Given relation R = {(a, b): a, b ∈ N and a = b^{2}}

**(i) **It can be seen that 2 ∈ N; however, 2 ≠ 2^{2} = 4.

Thus, the statement “(a, a) ∈ R, for all a ∈ N” is not true.

**(ii)** Its clearly seen that (9, 3) ∈ N because 9, 3 ∈ N and 9 = 3^{2}.

Now, 3 ≠ 9^{2} = 81; therefore, (3, 9) ∉ N

Thus, the statement “(a, b) ∈ R, implies (b, a) ∈ R” is not true.

**(iii)** Its clearly seen that (16, 4) ∈ R, (4, 2) ∈ R because 16, 4, 2 ∈ N and 16 = 4^{2} and 4 = 2^{2}.

Now, 16 ≠ 2^{2} = 4; therefore, (16, 2) ∉ N

Thus, the statement “(a, b) ∈ R, (b, c) ∈ R implies (a, c) ∈ R” is not true.

Answered by Pragya Singh | 1 year agoLet R = {(a, b) : a, b, ϵ N and a < b}.Show that R is a binary relation on N, which is neither reflexive nor symmetric.
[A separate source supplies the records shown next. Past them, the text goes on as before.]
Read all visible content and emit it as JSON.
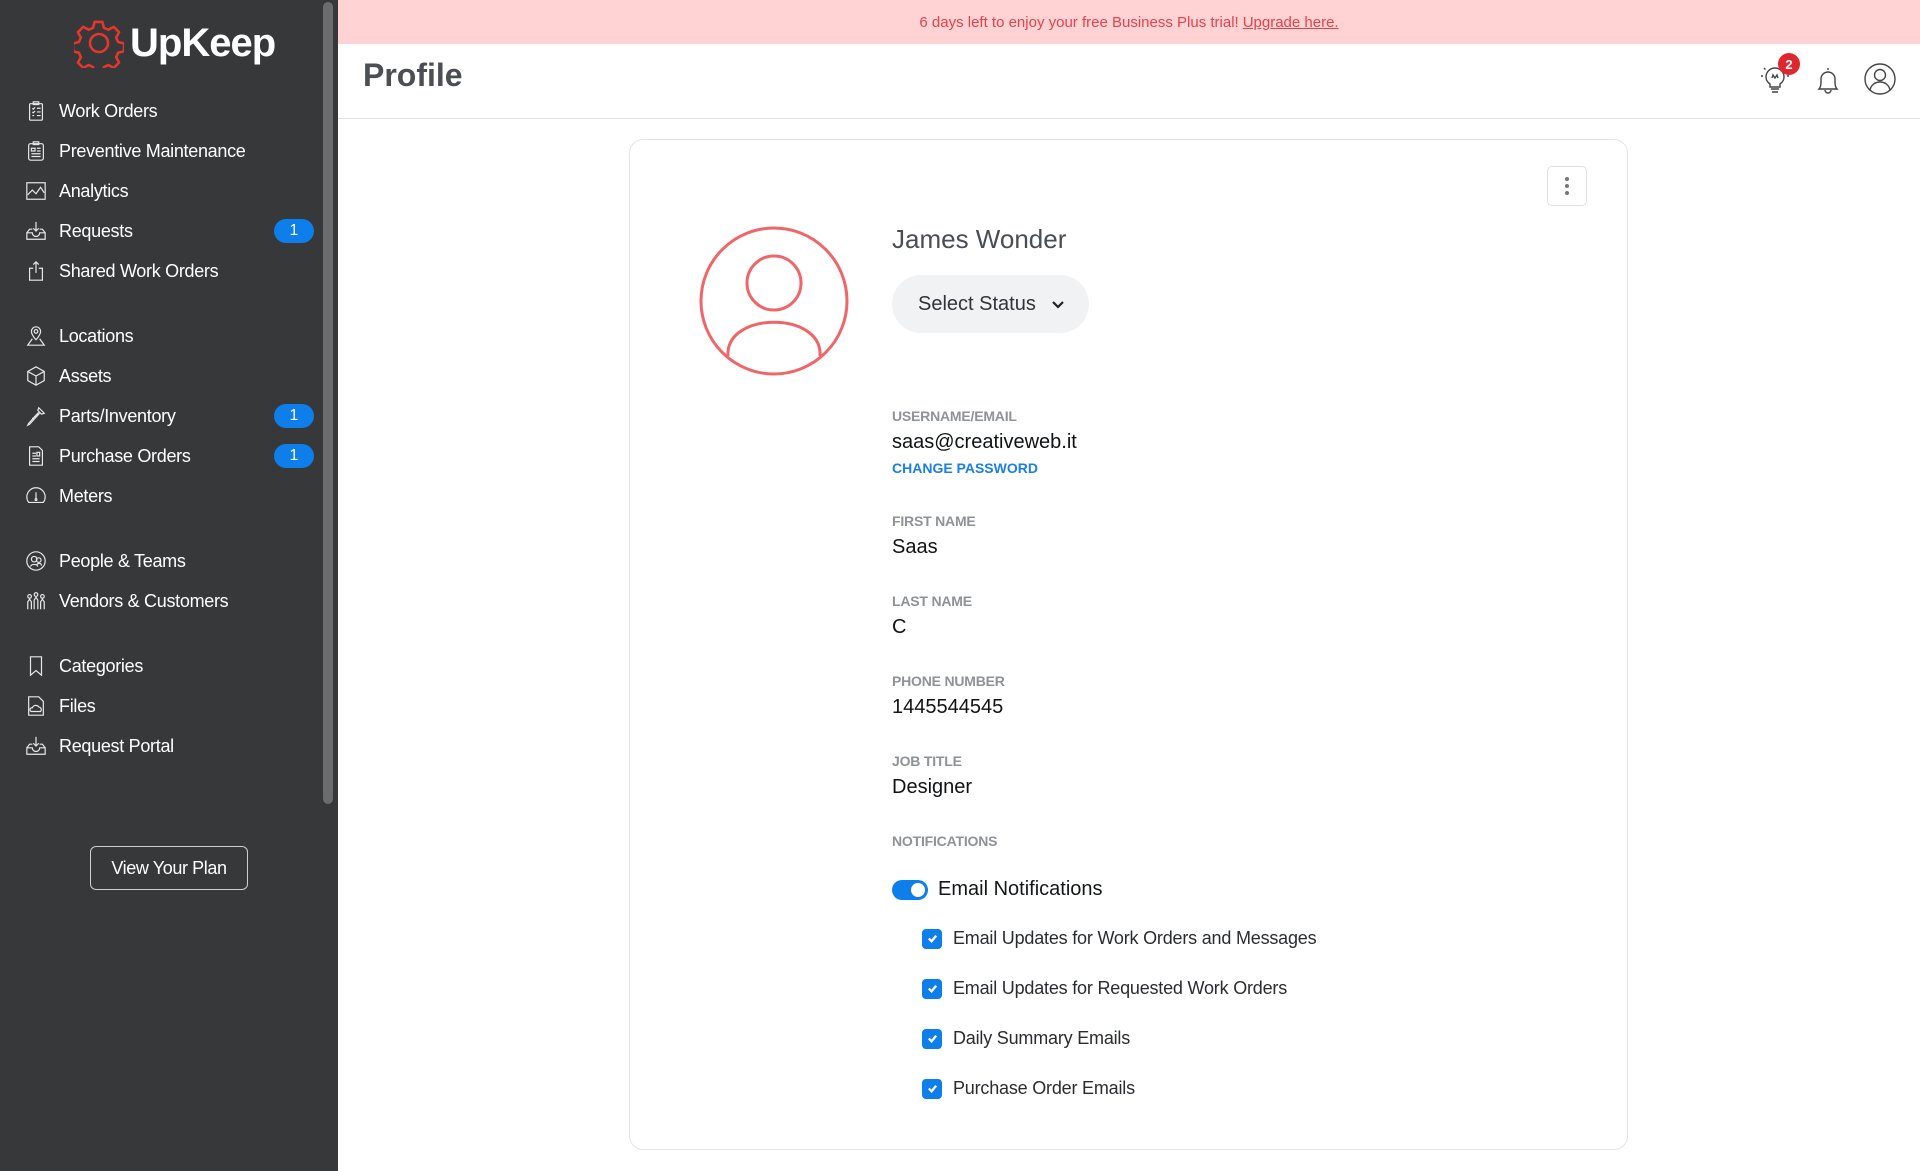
{
  "app": {
    "name": "UpKeep"
  },
  "banner": {
    "text": "6 days left to enjoy your free Business Plus trial!",
    "link": "Upgrade here."
  },
  "sidebar": {
    "items": [
      {
        "label": "Work Orders",
        "icon": "clipboard-checklist-icon",
        "badge": null
      },
      {
        "label": "Preventive Maintenance",
        "icon": "clipboard-schedule-icon",
        "badge": null
      },
      {
        "label": "Analytics",
        "icon": "chart-line-icon",
        "badge": null
      },
      {
        "label": "Requests",
        "icon": "inbox-download-icon",
        "badge": "1"
      },
      {
        "label": "Shared Work Orders",
        "icon": "share-upload-icon",
        "badge": null
      },
      {
        "label": "Locations",
        "icon": "map-pin-icon",
        "badge": null
      },
      {
        "label": "Assets",
        "icon": "cube-icon",
        "badge": null
      },
      {
        "label": "Parts/Inventory",
        "icon": "screw-icon",
        "badge": "1"
      },
      {
        "label": "Purchase Orders",
        "icon": "document-icon",
        "badge": "1"
      },
      {
        "label": "Meters",
        "icon": "gauge-icon",
        "badge": null
      },
      {
        "label": "People & Teams",
        "icon": "people-icon",
        "badge": null
      },
      {
        "label": "Vendors & Customers",
        "icon": "group-icon",
        "badge": null
      },
      {
        "label": "Categories",
        "icon": "bookmark-icon",
        "badge": null
      },
      {
        "label": "Files",
        "icon": "file-cloud-icon",
        "badge": null
      },
      {
        "label": "Request Portal",
        "icon": "inbox-download-icon",
        "badge": null
      }
    ],
    "plan_button": "View Your Plan"
  },
  "header": {
    "title": "Profile",
    "tips_badge": "2"
  },
  "profile": {
    "name": "James Wonder",
    "status_select": "Select Status",
    "fields": {
      "username_label": "USERNAME/EMAIL",
      "username_value": "saas@creativeweb.it",
      "change_password": "CHANGE PASSWORD",
      "first_name_label": "FIRST NAME",
      "first_name_value": "Saas",
      "last_name_label": "LAST NAME",
      "last_name_value": "C",
      "phone_label": "PHONE NUMBER",
      "phone_value": "1445544545",
      "job_label": "JOB TITLE",
      "job_value": "Designer",
      "notifications_label": "NOTIFICATIONS"
    },
    "email_notifications": {
      "label": "Email Notifications",
      "enabled": true
    },
    "options": [
      {
        "label": "Email Updates for Work Orders and Messages",
        "checked": true
      },
      {
        "label": "Email Updates for Requested Work Orders",
        "checked": true
      },
      {
        "label": "Daily Summary Emails",
        "checked": true
      },
      {
        "label": "Purchase Order Emails",
        "checked": true
      }
    ]
  },
  "colors": {
    "accent": "#0d7eea",
    "brand": "#e8362d",
    "sidebar_bg": "#373839",
    "banner_bg": "#ffd2d3",
    "avatar": "#f06567"
  }
}
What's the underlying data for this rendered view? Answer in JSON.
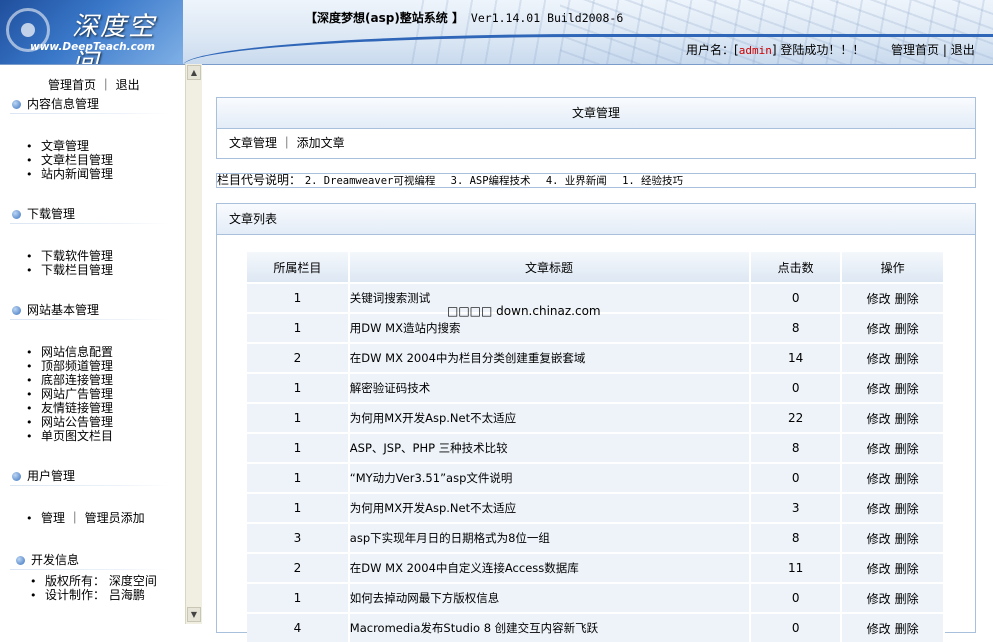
{
  "header": {
    "logo_title": "深度空间",
    "logo_url": "www.DeepTeach.com",
    "system_title": "【深度梦想(asp)整站系统 】",
    "version": "Ver1.14.01 Build2008-6",
    "user_label": "用户名：",
    "username": "admin",
    "login_success": "登陆成功！！！",
    "home_link": "管理首页",
    "logout_link": "退出"
  },
  "sidebar": {
    "top_home": "管理首页",
    "top_logout": "退出",
    "sections": [
      {
        "title": "内容信息管理",
        "items": [
          "文章管理",
          "文章栏目管理",
          "站内新闻管理"
        ]
      },
      {
        "title": "下载管理",
        "items": [
          "下载软件管理",
          "下载栏目管理"
        ]
      },
      {
        "title": "网站基本管理",
        "items": [
          "网站信息配置",
          "顶部频道管理",
          "底部连接管理",
          "网站广告管理",
          "友情链接管理",
          "网站公告管理",
          "单页图文栏目"
        ]
      },
      {
        "title": "用户管理",
        "items": [
          "管理 ｜ 管理员添加"
        ]
      },
      {
        "title": "开发信息",
        "items": [
          "版权所有： 深度空间",
          "设计制作： 吕海鹏"
        ]
      }
    ]
  },
  "article_panel": {
    "title": "文章管理",
    "link_manage": "文章管理",
    "link_add": "添加文章"
  },
  "category_bar": {
    "label": "栏目代号说明：",
    "items": [
      "2. Dreamweaver可视编程",
      "3. ASP编程技术",
      "4. 业界新闻",
      "1. 经验技巧"
    ]
  },
  "list_panel": {
    "title": "文章列表",
    "columns": [
      "所属栏目",
      "文章标题",
      "点击数",
      "操作"
    ],
    "edit_label": "修改",
    "delete_label": "删除",
    "rows": [
      {
        "cat": "1",
        "title": "关键词搜索测试",
        "hits": "0"
      },
      {
        "cat": "1",
        "title": "用DW MX造站内搜索",
        "hits": "8"
      },
      {
        "cat": "2",
        "title": "在DW MX 2004中为栏目分类创建重复嵌套域",
        "hits": "14"
      },
      {
        "cat": "1",
        "title": "解密验证码技术",
        "hits": "0"
      },
      {
        "cat": "1",
        "title": "为何用MX开发Asp.Net不太适应",
        "hits": "22"
      },
      {
        "cat": "1",
        "title": "ASP、JSP、PHP 三种技术比较",
        "hits": "8"
      },
      {
        "cat": "1",
        "title": "“MY动力Ver3.51”asp文件说明",
        "hits": "0"
      },
      {
        "cat": "1",
        "title": "为何用MX开发Asp.Net不太适应",
        "hits": "3"
      },
      {
        "cat": "3",
        "title": "asp下实现年月日的日期格式为8位一组",
        "hits": "8"
      },
      {
        "cat": "2",
        "title": "在DW MX 2004中自定义连接Access数据库",
        "hits": "11"
      },
      {
        "cat": "1",
        "title": "如何去掉动网最下方版权信息",
        "hits": "0"
      },
      {
        "cat": "4",
        "title": "Macromedia发布Studio 8 创建交互内容新飞跃",
        "hits": "0"
      }
    ]
  },
  "watermark": "□□□□ down.chinaz.com"
}
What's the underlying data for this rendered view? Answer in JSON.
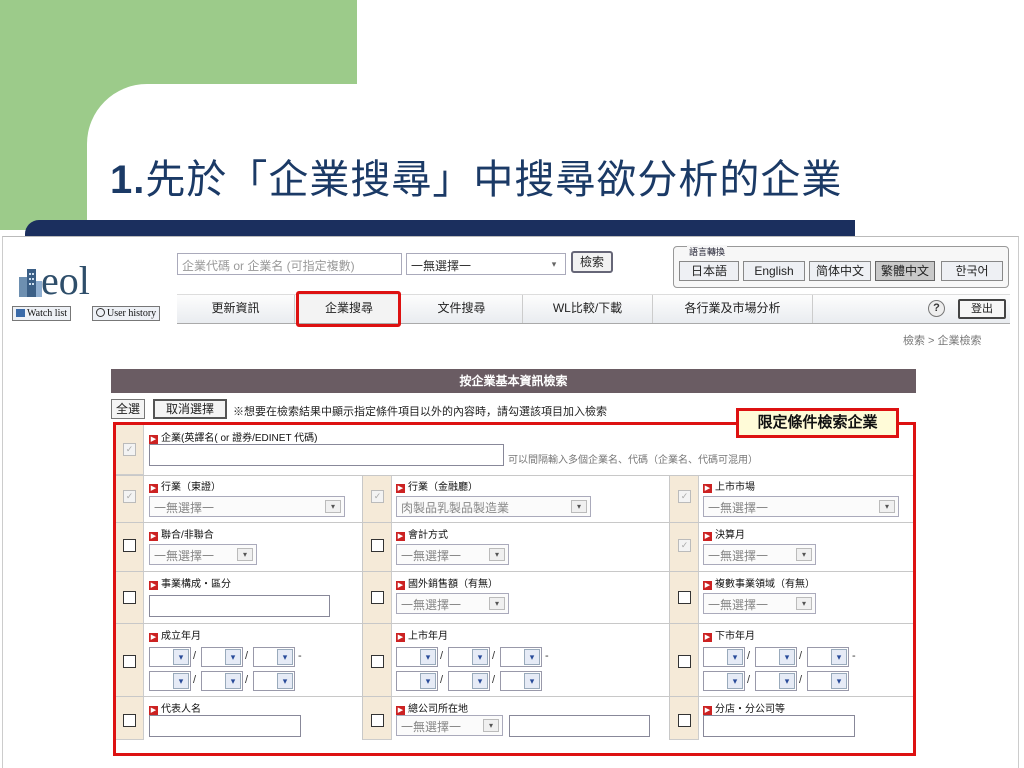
{
  "slide": {
    "title_number": "1.",
    "title_text": "先於「企業搜尋」中搜尋欲分析的企業"
  },
  "app": {
    "logo_text": "eol",
    "watch_list": "Watch list",
    "user_history": "User history",
    "search_placeholder": "企業代碼 or 企業名 (可指定複數)",
    "search_select_value": "一無選擇一",
    "search_button": "檢索",
    "language_label": "語言轉換",
    "languages": [
      "日本語",
      "English",
      "简体中文",
      "繁體中文",
      "한국어"
    ],
    "active_language": "繁體中文",
    "nav_items": [
      "更新資訊",
      "企業搜尋",
      "文件搜尋",
      "WL比較/下載",
      "各行業及市場分析"
    ],
    "active_nav": "企業搜尋",
    "help_label": "?",
    "logout_label": "登出",
    "breadcrumb": "檢索 > 企業檢索"
  },
  "panel": {
    "title": "按企業基本資訊檢索",
    "select_all": "全選",
    "deselect": "取消選擇",
    "hint": "※想要在檢索結果中顯示指定條件項目以外的內容時，請勾選該項目加入檢索",
    "callout": "限定條件檢索企業",
    "company_label": "企業(英譯名( or 證券/EDINET 代碼)",
    "company_hint": "可以間隔輸入多個企業名、代碼（企業名、代碼可混用）",
    "fields": {
      "industry_tse": {
        "label": "行業（東證）",
        "value": "一無選擇一"
      },
      "industry_fsa": {
        "label": "行業（金融廳）",
        "value": "肉製品乳製品製造業"
      },
      "listed_market": {
        "label": "上市市場",
        "value": "一無選擇一"
      },
      "consolidated": {
        "label": "聯合/非聯合",
        "value": "一無選擇一"
      },
      "accounting": {
        "label": "會計方式",
        "value": "一無選擇一"
      },
      "fiscal_month": {
        "label": "決算月",
        "value": "一無選擇一"
      },
      "segment": {
        "label": "事業構成・區分"
      },
      "overseas_sales": {
        "label": "國外銷售額（有無）",
        "value": "一無選擇一"
      },
      "multi_segment": {
        "label": "複數事業領域（有無）",
        "value": "一無選擇一"
      },
      "founded": {
        "label": "成立年月"
      },
      "listed_date": {
        "label": "上市年月"
      },
      "delisted_date": {
        "label": "下市年月"
      },
      "representative": {
        "label": "代表人名"
      },
      "hq_location": {
        "label": "總公司所在地",
        "value": "一無選擇一"
      },
      "branch": {
        "label": "分店・分公司等"
      }
    },
    "range_dash": "-"
  },
  "colors": {
    "green": "#9ccb8a",
    "navy": "#1b2f5e",
    "title": "#1b3a66",
    "highlight_red": "#dd1111",
    "panel_header": "#6a5c63"
  }
}
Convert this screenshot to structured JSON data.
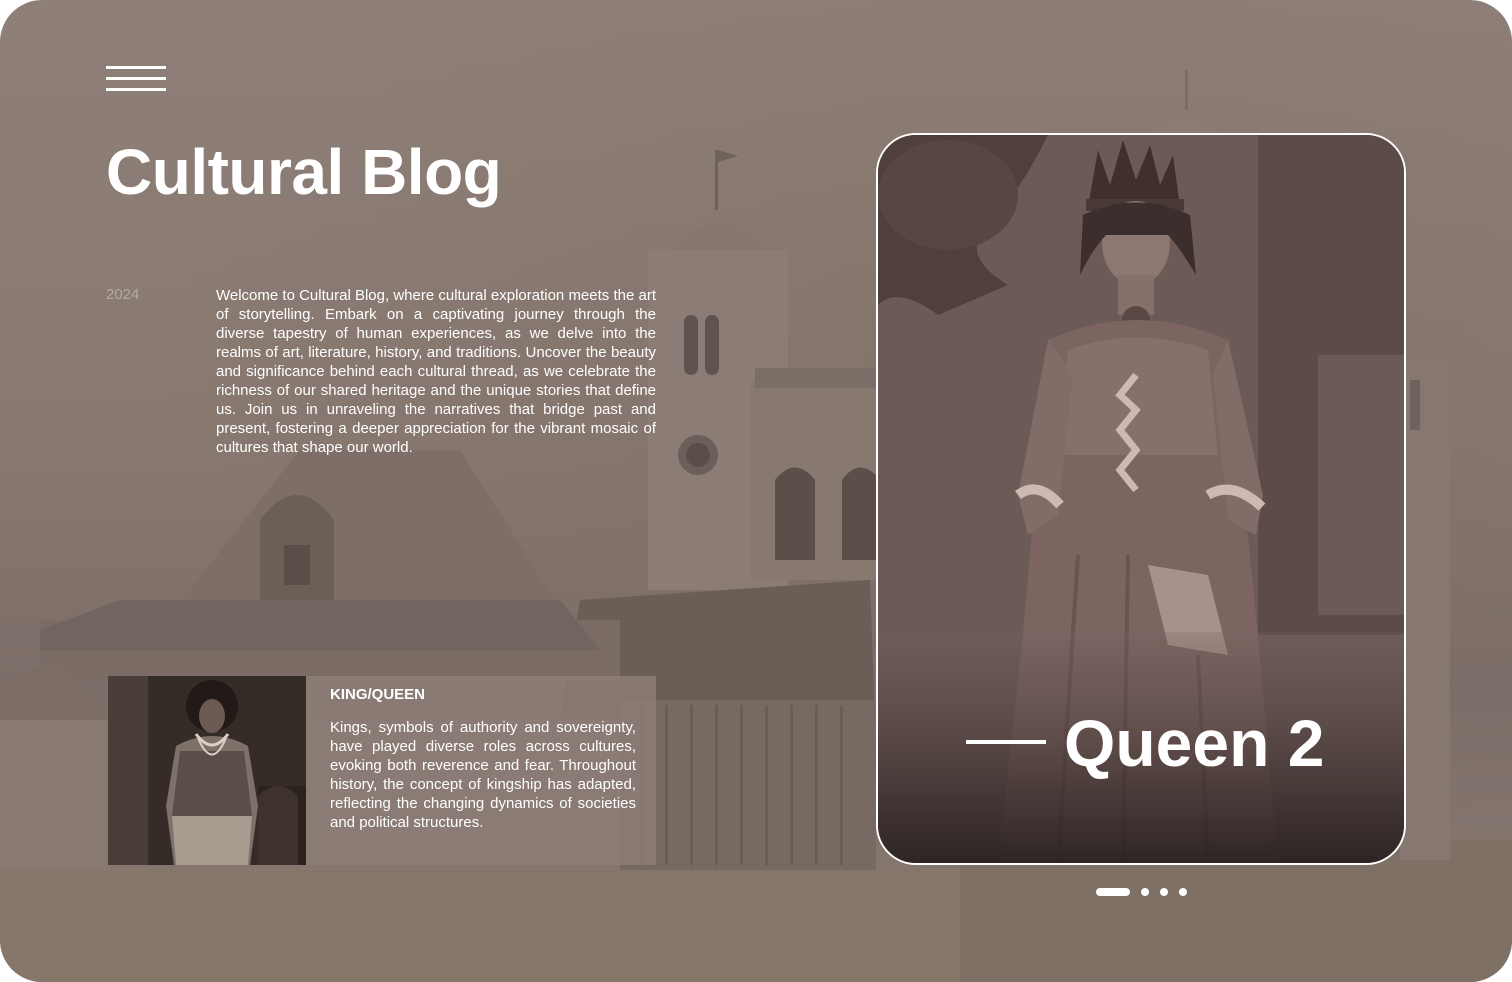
{
  "header": {
    "menu_icon": "hamburger-menu-icon",
    "title": "Cultural Blog"
  },
  "intro": {
    "year": "2024",
    "text": "Welcome to Cultural Blog, where cultural exploration meets the art of storytelling. Embark on a captivating journey through the diverse tapestry of human experiences, as we delve into the realms of art, literature, history, and traditions. Uncover the beauty and significance behind each cultural thread, as we celebrate the richness of our shared heritage and the unique stories that define us. Join us in unraveling the narratives that bridge past and present, fostering a deeper appreciation for the vibrant mosaic of cultures that shape our world."
  },
  "feature": {
    "label": "KING/QUEEN",
    "text": "Kings, symbols of authority and sovereignty, have played diverse roles across cultures, evoking both reverence and fear. Throughout history, the concept of kingship has adapted, reflecting the changing dynamics of societies and political structures."
  },
  "slider": {
    "caption": "Queen 2",
    "slide_count": 4,
    "active_index": 0
  },
  "colors": {
    "background": "#877870",
    "text": "#ffffff",
    "muted": "#b5aaa3"
  }
}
Show that R is transitive.

Let A = (1, 2, 3} and B = {4} How many relations can be defined from A to B.

Let R = {(x, x^{2}) : x is a prime number less than 10}.

**(i) **Write R in roster form.

**(ii)** Find dom (R) and range (R).

If A = {5} and B = {5, 6}, write down all possible subsets of A × B.